First Test

India v ZImbabwe

At Nagpur, February 21, 22, 23, 24, 25. India won by an innings and 101 runs. Toss: Zimbabwe.

Zimbabwe returned to the Orange City of Nagpur, where they had played their last Indian Test in November 2000, and for the second time running they conceded three hundreds in an innings. Das and Tendulkar re-enacted their feats of 15 months earlier, and the third century came from Bangar, in his second Test. But in 2000-01, the Zimbabweans had responded in kind on a placid pitch: Andy Flower had scored a career-best 232, supported by Campbell's maiden Test hundred, to stave off an innings defeat. This time, Flower managed 11 runs in all on a dusty, crumbling surface, as Kumble and Harbhajan Singh, both missing from the earlier encounter, bowled India to an overwhelming victory.

Carlisle had taken first use of the pitch, and Campbell seemed to enjoy his return as they shared a second-wicket stand of 106. But once Kumble parted them, and Andy Flower lost his leg stump to his 12th delivery, an in-swinging yorker from Zaheer Khan, the middle order crumbled. Friend, at No. 9, cut and drove to an unbeaten 60 in 70 balls to prolong the innings into the second morning.

Das spent most of the rest of the day compiling his second century against Zimbabwe, batting for five hours until he edged Price to slip in the final over. That was the cue for Tendulkar's entrance. Even he was slowed down by the pitch, but he cruised to his 28th Test hundred, one behind Bradman. Price bowled a marathon spell, but Friend was barred from the attack by umpire Venkataraghavan after bowling a beamer at Tendulkar on the third evening - he had been warned and no-balled the previous day for a similar offence against Das. By then, Bangar had joined Tendulkar, and next morning, after three days dominated by drudgery, they took off, adding 110 in 16 overs together. Bangar repeatedly rushed down the pitch to attack Price, who nevertheless claimed Tendulkar as his fifth victim, as Bangar hurried on to a hard-hitting maiden century. It announced not only his arrival on the big stage, but India's determination to press for a win.

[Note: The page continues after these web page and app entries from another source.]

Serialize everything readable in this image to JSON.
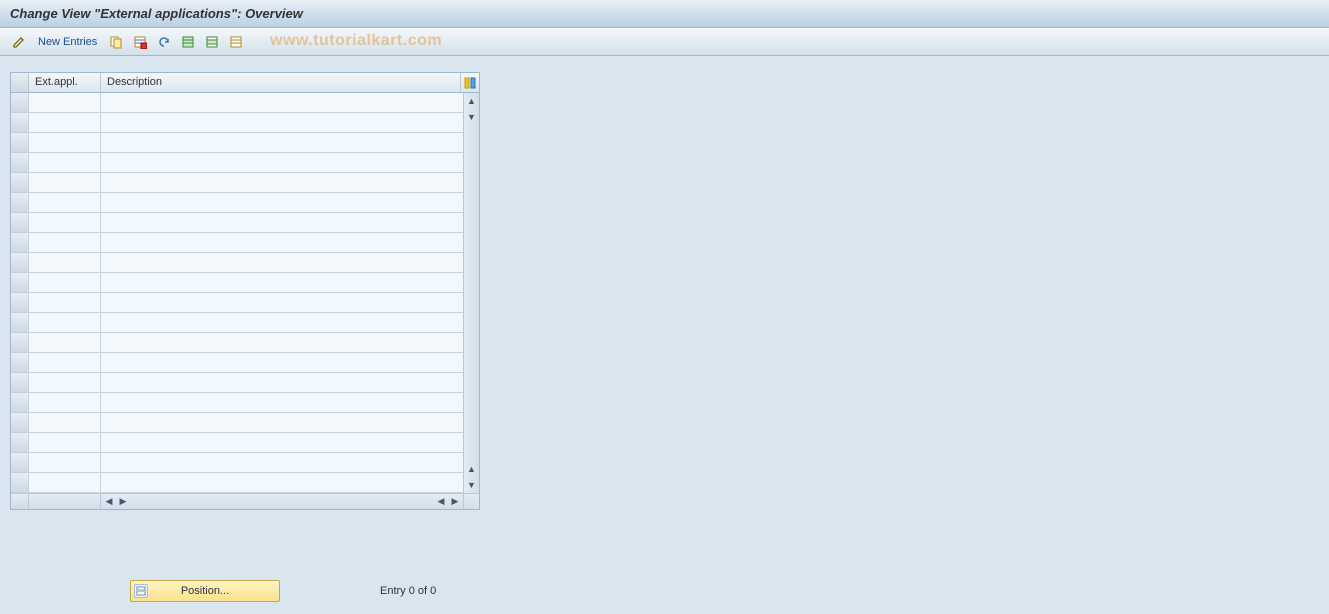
{
  "header": {
    "title": "Change View \"External applications\": Overview"
  },
  "toolbar": {
    "new_entries_label": "New Entries"
  },
  "watermark": {
    "text": "www.tutorialkart.com"
  },
  "table": {
    "columns": {
      "ext_appl": "Ext.appl.",
      "description": "Description"
    },
    "row_count": 20
  },
  "footer": {
    "position_label": "Position...",
    "entry_text": "Entry 0 of 0"
  }
}
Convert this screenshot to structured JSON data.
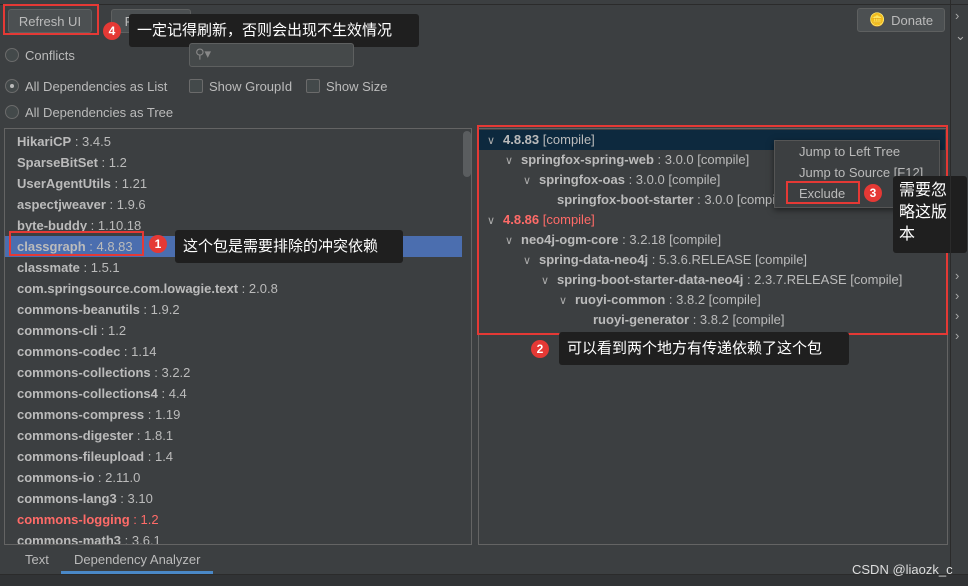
{
  "toolbar": {
    "refresh": "Refresh UI",
    "reimport": "Reimport",
    "donate": "Donate",
    "search_placeholder": ""
  },
  "options": {
    "conflicts": "Conflicts",
    "list": "All Dependencies as List",
    "tree": "All Dependencies as Tree",
    "show_groupid": "Show GroupId",
    "show_size": "Show Size",
    "selected": "All Dependencies as List"
  },
  "left_list": [
    {
      "name": "HikariCP",
      "version": " : 3.4.5"
    },
    {
      "name": "SparseBitSet",
      "version": " : 1.2"
    },
    {
      "name": "UserAgentUtils",
      "version": " : 1.21"
    },
    {
      "name": "aspectjweaver",
      "version": " : 1.9.6"
    },
    {
      "name": "byte-buddy",
      "version": " : 1.10.18"
    },
    {
      "name": "classgraph",
      "version": " : 4.8.83",
      "selected": true
    },
    {
      "name": "classmate",
      "version": " : 1.5.1"
    },
    {
      "name": "com.springsource.com.lowagie.text",
      "version": " : 2.0.8"
    },
    {
      "name": "commons-beanutils",
      "version": " : 1.9.2"
    },
    {
      "name": "commons-cli",
      "version": " : 1.2"
    },
    {
      "name": "commons-codec",
      "version": " : 1.14"
    },
    {
      "name": "commons-collections",
      "version": " : 3.2.2"
    },
    {
      "name": "commons-collections4",
      "version": " : 4.4"
    },
    {
      "name": "commons-compress",
      "version": " : 1.19"
    },
    {
      "name": "commons-digester",
      "version": " : 1.8.1"
    },
    {
      "name": "commons-fileupload",
      "version": " : 1.4"
    },
    {
      "name": "commons-io",
      "version": " : 2.11.0"
    },
    {
      "name": "commons-lang3",
      "version": " : 3.10"
    },
    {
      "name": "commons-logging",
      "version": " : 1.2",
      "conflict": true
    },
    {
      "name": "commons-math3",
      "version": " : 3.6.1"
    }
  ],
  "right_tree": [
    {
      "level": 0,
      "name": "4.8.83",
      "version": " [compile]",
      "expanded": true,
      "selected": true
    },
    {
      "level": 1,
      "name": "springfox-spring-web",
      "version": " : 3.0.0 [compile]",
      "expanded": true
    },
    {
      "level": 2,
      "name": "springfox-oas",
      "version": " : 3.0.0 [compile]",
      "expanded": true
    },
    {
      "level": 3,
      "name": "springfox-boot-starter",
      "version": " : 3.0.0 [compile]"
    },
    {
      "level": 0,
      "name": "4.8.86",
      "version": " [compile]",
      "expanded": true,
      "conflict": true
    },
    {
      "level": 1,
      "name": "neo4j-ogm-core",
      "version": " : 3.2.18 [compile]",
      "expanded": true
    },
    {
      "level": 2,
      "name": "spring-data-neo4j",
      "version": " : 5.3.6.RELEASE [compile]",
      "expanded": true
    },
    {
      "level": 3,
      "name": "spring-boot-starter-data-neo4j",
      "version": " : 2.3.7.RELEASE [compile]",
      "expanded": true
    },
    {
      "level": 4,
      "name": "ruoyi-common",
      "version": " : 3.8.2 [compile]",
      "expanded": true
    },
    {
      "level": 5,
      "name": "ruoyi-generator",
      "version": " : 3.8.2 [compile]"
    }
  ],
  "context_menu": [
    "Jump to Left Tree",
    "Jump to Source [F12]",
    "Exclude"
  ],
  "annotations": [
    {
      "num": "1",
      "text": "这个包是需要排除的冲突依赖"
    },
    {
      "num": "2",
      "text": "可以看到两个地方有传递依赖了这个包"
    },
    {
      "num": "3",
      "text": "需要忽略这版本"
    },
    {
      "num": "4",
      "text": "一定记得刷新，否则会出现不生效情况"
    }
  ],
  "tabs": [
    {
      "label": "Text"
    },
    {
      "label": "Dependency Analyzer",
      "active": true
    }
  ],
  "watermark": "CSDN @liaozk_c",
  "colors": {
    "accent": "#4b6eaf",
    "conflict": "#ff6b68",
    "annotation": "#e53935"
  }
}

Ganguly promptly declared, at a monumental 570. Needing to muster 283 to make India bat again, or to survive for just over five sessions, Zimbabwe soon wilted against the clinical spin of Kumble and Harbhajan. By the close, the cream of their batting had already been skimmed, with only the opener, Gripper, stubbornly hanging on. On the final day, a sparse crowd had to wait little more than an hour to see Kumble and Harbhajan, bowling unchanged, complete the last rites. They snared nine wickets between them.

Man of the Match: A. Kumble.

Close of play: First day, Zimbabwe 248-8 (Friend 33, Price 6); Second day, India 209-2 (Dravid 57, Tendulkar 0); Third day, India 437-5 (Tendulkar 137, Bangar 22); Fourth day, Zimbabwe 152-4 (Gripper 52, Price 4).

© John Wisden & Co